A drunk driver smashed into a motorcyclist and made off as the rider lay injured in the road.

But Carl Jane (31) was caught after leaving his number plate at the crash scene, a court heard.

The plumber, who was almost three times the legal limit, was arrested after police turned up at his home in Red Lees Road, Burnley, and had to force their way in. His badly damaged Toyota Aygo was parked outside minus its bumper and officers found it in his front room.

The town’s magistrates were told how motorcyclist Max Endicott (34) suffered a broken wrist in the late-night collision in Burnley Road, Cliviger, on October 16th. Passers-by had alerted the police as Jane drove off.

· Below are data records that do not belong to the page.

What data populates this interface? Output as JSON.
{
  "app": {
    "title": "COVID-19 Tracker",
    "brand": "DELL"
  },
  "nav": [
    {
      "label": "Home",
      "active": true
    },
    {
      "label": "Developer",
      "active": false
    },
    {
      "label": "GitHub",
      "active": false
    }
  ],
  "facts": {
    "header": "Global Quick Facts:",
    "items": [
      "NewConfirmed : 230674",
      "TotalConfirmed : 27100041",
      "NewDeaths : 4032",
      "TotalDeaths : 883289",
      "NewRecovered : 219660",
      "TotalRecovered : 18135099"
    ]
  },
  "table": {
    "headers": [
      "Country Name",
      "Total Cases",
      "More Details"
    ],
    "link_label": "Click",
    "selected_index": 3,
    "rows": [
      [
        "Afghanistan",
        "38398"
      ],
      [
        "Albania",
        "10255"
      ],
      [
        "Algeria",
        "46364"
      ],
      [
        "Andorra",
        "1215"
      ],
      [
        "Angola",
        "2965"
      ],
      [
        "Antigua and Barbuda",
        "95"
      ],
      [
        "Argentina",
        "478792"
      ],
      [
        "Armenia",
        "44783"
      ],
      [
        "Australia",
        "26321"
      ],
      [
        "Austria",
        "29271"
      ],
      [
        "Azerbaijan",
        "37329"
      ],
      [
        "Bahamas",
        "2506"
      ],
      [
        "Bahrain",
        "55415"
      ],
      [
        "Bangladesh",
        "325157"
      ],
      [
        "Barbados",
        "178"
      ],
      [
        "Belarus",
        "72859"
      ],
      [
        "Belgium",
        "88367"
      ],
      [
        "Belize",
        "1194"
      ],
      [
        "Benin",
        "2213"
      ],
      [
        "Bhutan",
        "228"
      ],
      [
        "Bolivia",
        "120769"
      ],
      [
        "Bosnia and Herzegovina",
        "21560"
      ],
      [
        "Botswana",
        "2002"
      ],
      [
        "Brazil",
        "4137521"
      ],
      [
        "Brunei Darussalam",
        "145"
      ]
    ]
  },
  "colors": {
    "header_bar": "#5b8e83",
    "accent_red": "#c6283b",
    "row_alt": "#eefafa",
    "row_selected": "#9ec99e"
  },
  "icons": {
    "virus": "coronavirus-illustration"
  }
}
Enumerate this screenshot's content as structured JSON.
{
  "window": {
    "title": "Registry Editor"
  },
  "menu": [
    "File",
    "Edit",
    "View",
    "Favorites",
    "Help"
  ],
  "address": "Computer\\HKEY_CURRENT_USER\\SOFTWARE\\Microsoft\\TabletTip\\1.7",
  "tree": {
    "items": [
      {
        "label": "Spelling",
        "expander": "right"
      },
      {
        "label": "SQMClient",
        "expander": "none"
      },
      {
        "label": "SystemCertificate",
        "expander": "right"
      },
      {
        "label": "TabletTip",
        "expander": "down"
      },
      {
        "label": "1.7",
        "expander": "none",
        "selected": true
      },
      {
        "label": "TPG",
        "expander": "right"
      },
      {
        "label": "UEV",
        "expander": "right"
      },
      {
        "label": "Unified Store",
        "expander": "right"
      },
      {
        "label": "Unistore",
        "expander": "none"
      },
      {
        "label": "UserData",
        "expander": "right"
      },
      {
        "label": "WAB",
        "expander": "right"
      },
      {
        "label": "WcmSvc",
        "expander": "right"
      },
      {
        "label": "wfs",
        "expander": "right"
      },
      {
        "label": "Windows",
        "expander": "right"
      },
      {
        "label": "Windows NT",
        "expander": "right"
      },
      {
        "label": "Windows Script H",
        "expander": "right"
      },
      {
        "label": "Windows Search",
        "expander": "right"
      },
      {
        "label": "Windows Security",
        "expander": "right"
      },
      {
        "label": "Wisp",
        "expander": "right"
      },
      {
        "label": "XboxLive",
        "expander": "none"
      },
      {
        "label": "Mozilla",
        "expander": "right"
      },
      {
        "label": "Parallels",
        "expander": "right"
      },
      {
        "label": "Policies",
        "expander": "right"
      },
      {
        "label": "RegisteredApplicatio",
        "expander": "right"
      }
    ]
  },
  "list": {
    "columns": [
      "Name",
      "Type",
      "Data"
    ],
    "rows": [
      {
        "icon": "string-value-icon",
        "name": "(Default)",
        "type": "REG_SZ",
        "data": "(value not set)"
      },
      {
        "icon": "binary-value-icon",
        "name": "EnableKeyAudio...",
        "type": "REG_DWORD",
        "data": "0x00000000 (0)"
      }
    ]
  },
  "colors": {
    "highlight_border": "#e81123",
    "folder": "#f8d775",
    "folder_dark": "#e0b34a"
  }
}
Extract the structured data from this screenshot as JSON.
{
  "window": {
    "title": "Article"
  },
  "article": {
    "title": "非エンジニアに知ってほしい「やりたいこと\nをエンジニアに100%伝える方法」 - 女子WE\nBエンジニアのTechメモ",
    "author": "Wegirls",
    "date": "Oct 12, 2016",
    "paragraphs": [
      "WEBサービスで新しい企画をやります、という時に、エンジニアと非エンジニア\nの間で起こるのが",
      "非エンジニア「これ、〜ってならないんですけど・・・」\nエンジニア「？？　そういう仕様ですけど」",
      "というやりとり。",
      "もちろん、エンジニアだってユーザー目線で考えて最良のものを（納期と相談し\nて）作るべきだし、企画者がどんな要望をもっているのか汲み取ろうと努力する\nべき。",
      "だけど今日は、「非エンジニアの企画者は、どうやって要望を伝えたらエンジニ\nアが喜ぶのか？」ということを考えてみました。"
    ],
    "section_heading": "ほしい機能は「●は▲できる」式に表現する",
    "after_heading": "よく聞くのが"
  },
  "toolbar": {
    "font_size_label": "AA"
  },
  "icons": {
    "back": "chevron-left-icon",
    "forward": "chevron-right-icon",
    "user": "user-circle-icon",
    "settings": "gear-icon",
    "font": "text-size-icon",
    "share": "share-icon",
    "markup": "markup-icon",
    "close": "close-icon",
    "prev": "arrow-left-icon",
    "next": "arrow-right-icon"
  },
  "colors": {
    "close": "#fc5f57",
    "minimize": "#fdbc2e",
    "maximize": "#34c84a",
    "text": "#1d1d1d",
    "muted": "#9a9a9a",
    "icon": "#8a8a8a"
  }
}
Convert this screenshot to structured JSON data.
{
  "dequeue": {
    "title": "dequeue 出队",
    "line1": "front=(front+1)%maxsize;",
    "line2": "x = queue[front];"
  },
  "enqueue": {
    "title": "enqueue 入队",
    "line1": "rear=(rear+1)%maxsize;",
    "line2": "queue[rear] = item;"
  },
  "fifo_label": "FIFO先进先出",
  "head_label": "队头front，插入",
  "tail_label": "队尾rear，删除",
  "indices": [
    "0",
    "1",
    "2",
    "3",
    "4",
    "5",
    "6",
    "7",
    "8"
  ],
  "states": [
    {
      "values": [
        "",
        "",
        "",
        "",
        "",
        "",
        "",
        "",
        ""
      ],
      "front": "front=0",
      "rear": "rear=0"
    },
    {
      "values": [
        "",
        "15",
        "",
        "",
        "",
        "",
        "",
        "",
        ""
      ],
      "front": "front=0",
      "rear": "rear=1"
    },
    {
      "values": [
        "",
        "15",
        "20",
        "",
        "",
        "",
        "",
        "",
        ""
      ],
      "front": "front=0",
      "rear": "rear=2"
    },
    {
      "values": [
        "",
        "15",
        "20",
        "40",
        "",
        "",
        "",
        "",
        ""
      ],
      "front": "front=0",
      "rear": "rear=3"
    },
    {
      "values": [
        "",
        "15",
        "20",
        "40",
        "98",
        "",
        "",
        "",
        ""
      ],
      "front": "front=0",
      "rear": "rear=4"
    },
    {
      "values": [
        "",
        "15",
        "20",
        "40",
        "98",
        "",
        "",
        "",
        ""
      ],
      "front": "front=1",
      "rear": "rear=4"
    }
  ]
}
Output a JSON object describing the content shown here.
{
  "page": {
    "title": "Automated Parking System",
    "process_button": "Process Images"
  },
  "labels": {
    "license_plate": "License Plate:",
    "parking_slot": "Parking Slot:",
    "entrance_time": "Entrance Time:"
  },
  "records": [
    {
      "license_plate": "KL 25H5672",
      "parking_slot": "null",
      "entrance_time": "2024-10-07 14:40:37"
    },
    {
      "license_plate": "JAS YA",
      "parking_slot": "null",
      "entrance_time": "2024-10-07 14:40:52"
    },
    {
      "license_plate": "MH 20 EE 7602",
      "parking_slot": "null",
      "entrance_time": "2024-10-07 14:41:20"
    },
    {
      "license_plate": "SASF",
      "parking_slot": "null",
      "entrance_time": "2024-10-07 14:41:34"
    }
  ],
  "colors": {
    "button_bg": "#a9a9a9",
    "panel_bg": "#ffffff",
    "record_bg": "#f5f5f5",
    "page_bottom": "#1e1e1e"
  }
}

The defendant, who has never been in trouble before, admitted driving with excess alcohol and failing to stop after an accident. He was given a four-month curfew, between 7pm and 5-30am, seven days a week, was banned for 25 months and was ordered to pay £85 costs, a £150 criminal courts charge and a £60 victim surcharge.

Prosecutor Miss Tracy Yates said police arrived at the scene about 11pm and found a motorcycle and rider lying in the road.

A Toyota Aygo had been seen to leave the area, heading towards Todmorden, with significant front end damage. Part of its number plate was in the road and the rest of the plate was found among the debris.

Miss Yates said the full registration number matched an Aygo, the only person named on the insurance was Jane and police went to his home.

The prosecutor continued: “The vehicle was found parked in the street, directly outside and had significant front end damage. The windscreen was smashed and bulging inwards.

“An officer looked through the window into the front room. The curtains were open and the light was on and he saw a bumper in the front room. The bumper was missing from the Toyota parked at the front of the house.”

Miss Yates said police knocked on the door, but got no reply. A neighbour confirmed the house occupant had recently returned home. Further patrols were called, they still got no response even though they shouted several times through the door and it was forced open. The defendant was unsteady on his feet, his eyes were glazed and he was clearly drunk.

The prosecutor said Jane was arrested and asked if he had had anything to drink since returning home. He replied he had not and had gone straight to bed. The key to the Toyota was found in his trouser pocket. The defendant was taken to the police station and gave a sample showing 102 micrograms of alcohol in 100ml of breath – the legal limit is 35.

Miss Yates said the defendant was interviewed and made no comment. He had no previous convictions.

Asked by the bench if he would lose his job, Jane said he had come to an agreement with work and “they are sorting something out.”

The defendant, who was not represented by a solicitor, was given the chance to address the justices and replied: “There is nothing else I can say.”